The internship was an opportunity to help improve the exchange of knowledge between policy, research and practitioners as well as the potential to influence and guide future practice in the sector.

Image of a penguin in an orange background
More artwork created by school children during the project.

What aspects of the internship did you find most rewarding?

It was a very powerful experience to see my doctoral research applied and developed further by practitioners. Seeing the approach I have developed being used by teachers and hearing from them how it enriched their practice and their pupils’ learning was hugely rewarding. The aim of the project was also to forge and strengthen the links between complementary and mainstream school teachers and it was very gratifying to see how it enabled the children attending Saturday schools to share their community school work and achievements with their mainstream school peers and be rewarded for this work by their mainstream school teachers.

In addition to teachers sharing their plans and ideas on adapting and adopting the approach in their future teaching SCILT invited me to develop a bigger project with them and Bilingualism Matters the following year. This time we want to explore the potential of art and art-making for developing multilingual approaches to language learning and teaching with complementary and mainstream school teachers irrespectively of the language they teach. We are currently looking for funding to support it.

Has the internship influenced your future plans at all?

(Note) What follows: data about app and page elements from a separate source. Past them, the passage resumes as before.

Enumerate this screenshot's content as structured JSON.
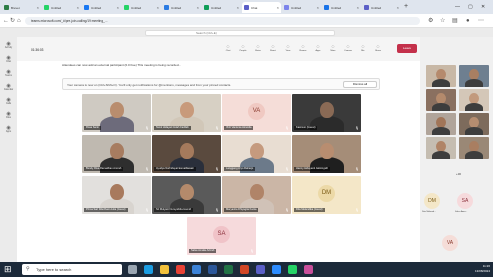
{
  "browser": {
    "tabs": [
      {
        "title": "Brevet",
        "color": "#2d7d46"
      },
      {
        "title": "Untitled",
        "color": "#25d366"
      },
      {
        "title": "Untitled",
        "color": "#1877f2"
      },
      {
        "title": "Untitled",
        "color": "#25d366"
      },
      {
        "title": "Untitled",
        "color": "#2a7ae2"
      },
      {
        "title": "Untitled",
        "color": "#0f9d58"
      },
      {
        "title": "Chat",
        "color": "#5b5fc7"
      },
      {
        "title": "Untitled",
        "color": "#7b83eb"
      },
      {
        "title": "Untitled",
        "color": "#1a73e8"
      },
      {
        "title": "Untitled",
        "color": "#5b5fc7"
      }
    ],
    "url": "teams.microsoft.com/_#/pre-join-calling/19:meeting_...",
    "new_tab": "+"
  },
  "teams": {
    "search_placeholder": "Search (Ctrl+E)",
    "rail": [
      "Activity",
      "Chat",
      "Teams",
      "Calendar",
      "Calls",
      "Files",
      "Apps"
    ],
    "meeting_title": "01:36:03",
    "header_buttons": [
      "Chat",
      "People",
      "Raise",
      "React",
      "View",
      "Rooms",
      "Apps",
      "More",
      "Camera",
      "Mic",
      "Share"
    ],
    "leave_label": "Leave",
    "notice": "Attendees can now add an external participant (0.0 free) This meeting is being recorded...",
    "chat_notice": "Your camera is now on (Ctrl+Shift+O). You'll only get notifications for @mentions, messages and from your pinned contacts.",
    "chat_dismiss": "Dismiss all"
  },
  "grid": {
    "participants": [
      {
        "name": "Rosa Santi",
        "initials": "",
        "kind": "photo",
        "bg": "#cfcac2",
        "skin": "#b98d6e",
        "cloth": "#6d6b7b"
      },
      {
        "name": "Nurul Hidayati Indah Fadilah",
        "initials": "",
        "kind": "photo",
        "bg": "#d7d0c4",
        "skin": "#c89a7b",
        "cloth": "#d1c7b8"
      },
      {
        "name": "Vivit Vanlenia Akreidia",
        "initials": "VA",
        "kind": "avatar",
        "bg": "#f5ddd8",
        "fg": "#8a3b2f"
      },
      {
        "name": "Kasimon (Guest)",
        "initials": "",
        "kind": "photo",
        "bg": "#3a3a3a",
        "skin": "#8a6a55",
        "cloth": "#2b2b2b"
      },
      {
        "name": "Bundy Risa Ramadhan Amzah",
        "initials": "",
        "kind": "photo",
        "bg": "#bfb9b0",
        "skin": "#a77c60",
        "cloth": "#2e2e2e"
      },
      {
        "name": "Ayudya Nurhidayat Esmailliawati",
        "initials": "",
        "kind": "photo",
        "bg": "#5a4a3e",
        "skin": "#a57a5c",
        "cloth": "#2a2f3b"
      },
      {
        "name": "Langgeng Aryo Raharjo",
        "initials": "",
        "kind": "photo",
        "bg": "#e8ddd2",
        "skin": "#c59a7e",
        "cloth": "#6c7a8a"
      },
      {
        "name": "Hanny Hidayanti Jatiningsih",
        "initials": "",
        "kind": "photo",
        "bg": "#a58d78",
        "skin": "#b88d70",
        "cloth": "#1f1f1f"
      },
      {
        "name": "Prima Sari Wardhani Aulia (Guest)",
        "initials": "",
        "kind": "photo",
        "bg": "#e2e0dd",
        "skin": "#a87a5d",
        "cloth": "#d8d4cf"
      },
      {
        "name": "Sri Mulyani Nursyahida Hamid",
        "initials": "",
        "kind": "photo",
        "bg": "#5a5a5a",
        "skin": "#b48a6b",
        "cloth": "#3a3a3a"
      },
      {
        "name": "Maryanita Dhiyagita Kanta",
        "initials": "",
        "kind": "photo",
        "bg": "#cbb6a6",
        "skin": "#b08468",
        "cloth": "#d0c2b7"
      },
      {
        "name": "Dita Melandika (Guest)",
        "initials": "DM",
        "kind": "avatar",
        "bg": "#f4e7c8",
        "fg": "#7a5a14"
      },
      {
        "name": "Salsa Amalia Azizah",
        "initials": "SA",
        "kind": "avatar",
        "bg": "#f6dadc",
        "fg": "#8a2f3a"
      }
    ]
  },
  "right_panel": {
    "thumbs": [
      {
        "bg": "#c8b8a6",
        "skin": "#b58a6d"
      },
      {
        "bg": "#6e7f90",
        "skin": "#a87f62"
      },
      {
        "bg": "#8a7060",
        "skin": "#b48a6c"
      },
      {
        "bg": "#d4c7b8",
        "skin": "#c29a7d"
      },
      {
        "bg": "#b0a49a",
        "skin": "#a17558"
      },
      {
        "bg": "#7d6b5c",
        "skin": "#b58d70"
      },
      {
        "bg": "#c5bdb1",
        "skin": "#b08466"
      },
      {
        "bg": "#9a8876",
        "skin": "#a97e61"
      }
    ],
    "more_count": "+30",
    "avatars": [
      {
        "initials": "DM",
        "label": "Dita Melandi...",
        "bg": "#f4e7c8",
        "fg": "#7a5a14"
      },
      {
        "initials": "SA",
        "label": "Salsa Ama...",
        "bg": "#f6dadc",
        "fg": "#8a2f3a"
      },
      {
        "initials": "VA",
        "label": "",
        "bg": "#f5ddd8",
        "fg": "#8a3b2f"
      }
    ]
  },
  "taskbar": {
    "search_placeholder": "Type here to search",
    "icons": [
      {
        "name": "task-view",
        "color": "#9aa6b2"
      },
      {
        "name": "edge",
        "color": "#1b9de2"
      },
      {
        "name": "file-explorer",
        "color": "#f3c23c"
      },
      {
        "name": "chrome",
        "color": "#e94235"
      },
      {
        "name": "store",
        "color": "#3c83d9"
      },
      {
        "name": "word",
        "color": "#2b579a"
      },
      {
        "name": "excel",
        "color": "#217346"
      },
      {
        "name": "powerpoint",
        "color": "#d24726"
      },
      {
        "name": "teams",
        "color": "#5b5fc7"
      },
      {
        "name": "zoom",
        "color": "#2d8cff"
      },
      {
        "name": "whatsapp",
        "color": "#25d366"
      },
      {
        "name": "photos",
        "color": "#c94f9b"
      }
    ],
    "time": "11:26",
    "date": "13/08/2024"
  }
}
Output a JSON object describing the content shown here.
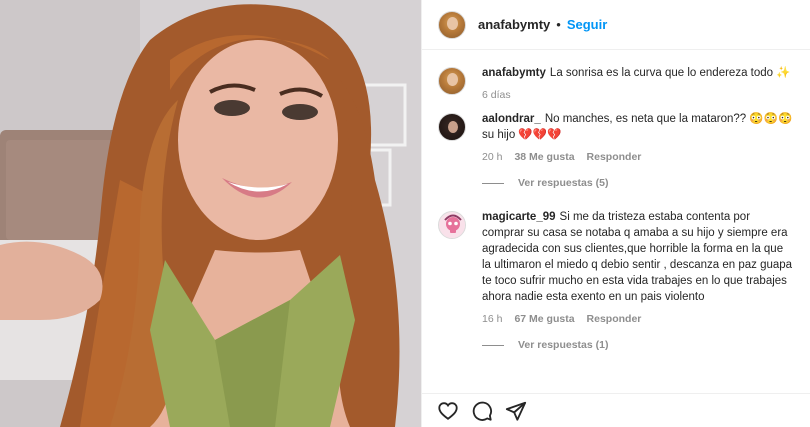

The internship was hugely important to my professional development. It provided an external evaluation of the value of my doctoral research, and further motivated me to complete my PhD and be resilient in developing a career where I can continue contributing to society by conducting and disseminating art-based, applied, participatory research as I saw the impact it can make.

What are some of the skills you have picked up or improved through the internship?

I gained practical experience of designing professional development sessions based on my research, leading CPD workshops online, improved my ability to talk about my research to non-academic audiences, and developed my working with people skills in the supportive environment of the SCILT Professional Development team.

Do you have any tips for researchers looking to do an internship?

I suggest you consider the benefits the internship could offer for you and your future development, and decide when is the best time to do it. Try to find an organisation that shares your goals and values. You may already know some people working in your dream place – do not be afraid to get in touch and ask early so you have time to develop the internship plans together in a way that best benefits both you and your host organization.

Where can people find out more?

SGSAH; SGSAH ResearchSCILT website:
Exhibition website:
Twitter: @dobrochnafutro


This article was published on 1 July 2022.
Last update was on 31 January 2023.